(Dataset records)
####
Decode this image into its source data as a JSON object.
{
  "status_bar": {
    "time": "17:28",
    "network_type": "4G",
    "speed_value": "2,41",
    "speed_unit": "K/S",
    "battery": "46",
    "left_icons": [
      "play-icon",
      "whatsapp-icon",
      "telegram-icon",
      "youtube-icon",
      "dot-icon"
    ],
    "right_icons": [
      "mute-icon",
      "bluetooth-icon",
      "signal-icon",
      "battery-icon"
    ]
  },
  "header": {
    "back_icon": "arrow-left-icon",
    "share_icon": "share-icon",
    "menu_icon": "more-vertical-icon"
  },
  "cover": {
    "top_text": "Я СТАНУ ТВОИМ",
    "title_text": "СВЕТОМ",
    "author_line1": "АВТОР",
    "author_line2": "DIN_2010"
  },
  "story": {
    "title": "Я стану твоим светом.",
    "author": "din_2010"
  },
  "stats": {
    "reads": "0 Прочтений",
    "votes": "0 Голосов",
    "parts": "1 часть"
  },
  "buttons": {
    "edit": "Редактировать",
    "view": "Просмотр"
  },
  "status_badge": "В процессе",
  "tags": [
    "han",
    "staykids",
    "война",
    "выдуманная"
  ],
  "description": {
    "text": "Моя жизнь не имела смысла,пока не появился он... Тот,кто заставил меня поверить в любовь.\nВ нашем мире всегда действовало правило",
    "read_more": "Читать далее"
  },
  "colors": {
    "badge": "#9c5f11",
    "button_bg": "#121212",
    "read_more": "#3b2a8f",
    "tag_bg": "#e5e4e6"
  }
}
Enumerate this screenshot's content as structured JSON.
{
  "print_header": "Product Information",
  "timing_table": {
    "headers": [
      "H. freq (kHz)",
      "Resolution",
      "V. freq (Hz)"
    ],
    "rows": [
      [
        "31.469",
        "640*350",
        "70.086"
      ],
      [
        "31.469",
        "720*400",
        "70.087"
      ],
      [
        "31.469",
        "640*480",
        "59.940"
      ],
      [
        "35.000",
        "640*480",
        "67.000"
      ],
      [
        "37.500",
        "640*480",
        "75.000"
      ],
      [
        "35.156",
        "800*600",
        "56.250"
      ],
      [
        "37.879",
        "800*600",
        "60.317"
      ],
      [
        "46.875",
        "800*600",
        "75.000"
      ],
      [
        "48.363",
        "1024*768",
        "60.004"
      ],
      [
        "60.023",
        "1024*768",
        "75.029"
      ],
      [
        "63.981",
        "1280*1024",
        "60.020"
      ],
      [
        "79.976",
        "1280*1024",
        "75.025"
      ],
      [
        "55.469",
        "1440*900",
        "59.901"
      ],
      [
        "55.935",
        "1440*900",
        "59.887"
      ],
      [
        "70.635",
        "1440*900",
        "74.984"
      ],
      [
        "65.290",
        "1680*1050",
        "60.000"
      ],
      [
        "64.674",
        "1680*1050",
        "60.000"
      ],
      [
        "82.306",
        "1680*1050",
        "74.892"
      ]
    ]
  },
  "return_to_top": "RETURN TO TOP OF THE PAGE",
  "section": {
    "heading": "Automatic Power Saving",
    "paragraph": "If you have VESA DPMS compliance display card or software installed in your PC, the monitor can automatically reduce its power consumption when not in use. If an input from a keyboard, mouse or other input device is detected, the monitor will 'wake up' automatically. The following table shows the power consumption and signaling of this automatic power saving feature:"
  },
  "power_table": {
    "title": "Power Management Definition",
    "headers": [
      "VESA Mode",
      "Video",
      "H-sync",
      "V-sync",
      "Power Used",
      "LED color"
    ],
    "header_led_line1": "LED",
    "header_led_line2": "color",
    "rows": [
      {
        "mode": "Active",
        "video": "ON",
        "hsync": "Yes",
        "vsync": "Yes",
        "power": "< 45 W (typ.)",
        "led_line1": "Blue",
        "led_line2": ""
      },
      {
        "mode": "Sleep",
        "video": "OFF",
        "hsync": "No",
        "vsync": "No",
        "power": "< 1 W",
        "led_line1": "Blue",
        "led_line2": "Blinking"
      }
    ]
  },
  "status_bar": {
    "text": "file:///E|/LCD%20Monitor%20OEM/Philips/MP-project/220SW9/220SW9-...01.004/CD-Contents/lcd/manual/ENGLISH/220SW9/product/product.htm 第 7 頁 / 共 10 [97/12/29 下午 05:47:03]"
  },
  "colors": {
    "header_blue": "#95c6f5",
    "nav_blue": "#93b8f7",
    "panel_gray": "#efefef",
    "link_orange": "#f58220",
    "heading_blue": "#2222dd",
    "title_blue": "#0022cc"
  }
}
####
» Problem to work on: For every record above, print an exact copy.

» Exercise answer:
Decode this image into its source data as a JSON object.
{
  "status_bar": {
    "time": "17:28",
    "network_type": "4G",
    "speed_value": "2,41",
    "speed_unit": "K/S",
    "battery": "46",
    "left_icons": [
      "play-icon",
      "whatsapp-icon",
      "telegram-icon",
      "youtube-icon",
      "dot-icon"
    ],
    "right_icons": [
      "mute-icon",
      "bluetooth-icon",
      "signal-icon",
      "battery-icon"
    ]
  },
  "header": {
    "back_icon": "arrow-left-icon",
    "share_icon": "share-icon",
    "menu_icon": "more-vertical-icon"
  },
  "cover": {
    "top_text": "Я СТАНУ ТВОИМ",
    "title_text": "СВЕТОМ",
    "author_line1": "АВТОР",
    "author_line2": "DIN_2010"
  },
  "story": {
    "title": "Я стану твоим светом.",
    "author": "din_2010"
  },
  "stats": {
    "reads": "0 Прочтений",
    "votes": "0 Голосов",
    "parts": "1 часть"
  },
  "buttons": {
    "edit": "Редактировать",
    "view": "Просмотр"
  },
  "status_badge": "В процессе",
  "tags": [
    "han",
    "staykids",
    "война",
    "выдуманная"
  ],
  "description": {
    "text": "Моя жизнь не имела смысла,пока не появился он... Тот,кто заставил меня поверить в любовь.\nВ нашем мире всегда действовало правило",
    "read_more": "Читать далее"
  },
  "colors": {
    "badge": "#9c5f11",
    "button_bg": "#121212",
    "read_more": "#3b2a8f",
    "tag_bg": "#e5e4e6"
  }
}
Enumerate this screenshot's content as structured JSON.
{
  "print_header": "Product Information",
  "timing_table": {
    "headers": [
      "H. freq (kHz)",
      "Resolution",
      "V. freq (Hz)"
    ],
    "rows": [
      [
        "31.469",
        "640*350",
        "70.086"
      ],
      [
        "31.469",
        "720*400",
        "70.087"
      ],
      [
        "31.469",
        "640*480",
        "59.940"
      ],
      [
        "35.000",
        "640*480",
        "67.000"
      ],
      [
        "37.500",
        "640*480",
        "75.000"
      ],
      [
        "35.156",
        "800*600",
        "56.250"
      ],
      [
        "37.879",
        "800*600",
        "60.317"
      ],
      [
        "46.875",
        "800*600",
        "75.000"
      ],
      [
        "48.363",
        "1024*768",
        "60.004"
      ],
      [
        "60.023",
        "1024*768",
        "75.029"
      ],
      [
        "63.981",
        "1280*1024",
        "60.020"
      ],
      [
        "79.976",
        "1280*1024",
        "75.025"
      ],
      [
        "55.469",
        "1440*900",
        "59.901"
      ],
      [
        "55.935",
        "1440*900",
        "59.887"
      ],
      [
        "70.635",
        "1440*900",
        "74.984"
      ],
      [
        "65.290",
        "1680*1050",
        "60.000"
      ],
      [
        "64.674",
        "1680*1050",
        "60.000"
      ],
      [
        "82.306",
        "1680*1050",
        "74.892"
      ]
    ]
  },
  "return_to_top": "RETURN TO TOP OF THE PAGE",
  "section": {
    "heading": "Automatic Power Saving",
    "paragraph": "If you have VESA DPMS compliance display card or software installed in your PC, the monitor can automatically reduce its power consumption when not in use. If an input from a keyboard, mouse or other input device is detected, the monitor will 'wake up' automatically. The following table shows the power consumption and signaling of this automatic power saving feature:"
  },
  "power_table": {
    "title": "Power Management Definition",
    "headers": [
      "VESA Mode",
      "Video",
      "H-sync",
      "V-sync",
      "Power Used",
      "LED color"
    ],
    "header_led_line1": "LED",
    "header_led_line2": "color",
    "rows": [
      {
        "mode": "Active",
        "video": "ON",
        "hsync": "Yes",
        "vsync": "Yes",
        "power": "< 45 W (typ.)",
        "led_line1": "Blue",
        "led_line2": ""
      },
      {
        "mode": "Sleep",
        "video": "OFF",
        "hsync": "No",
        "vsync": "No",
        "power": "< 1 W",
        "led_line1": "Blue",
        "led_line2": "Blinking"
      }
    ]
  },
  "status_bar": {
    "text": "file:///E|/LCD%20Monitor%20OEM/Philips/MP-project/220SW9/220SW9-...01.004/CD-Contents/lcd/manual/ENGLISH/220SW9/product/product.htm 第 7 頁 / 共 10 [97/12/29 下午 05:47:03]"
  },
  "colors": {
    "header_blue": "#95c6f5",
    "nav_blue": "#93b8f7",
    "panel_gray": "#efefef",
    "link_orange": "#f58220",
    "heading_blue": "#2222dd",
    "title_blue": "#0022cc"
  }
}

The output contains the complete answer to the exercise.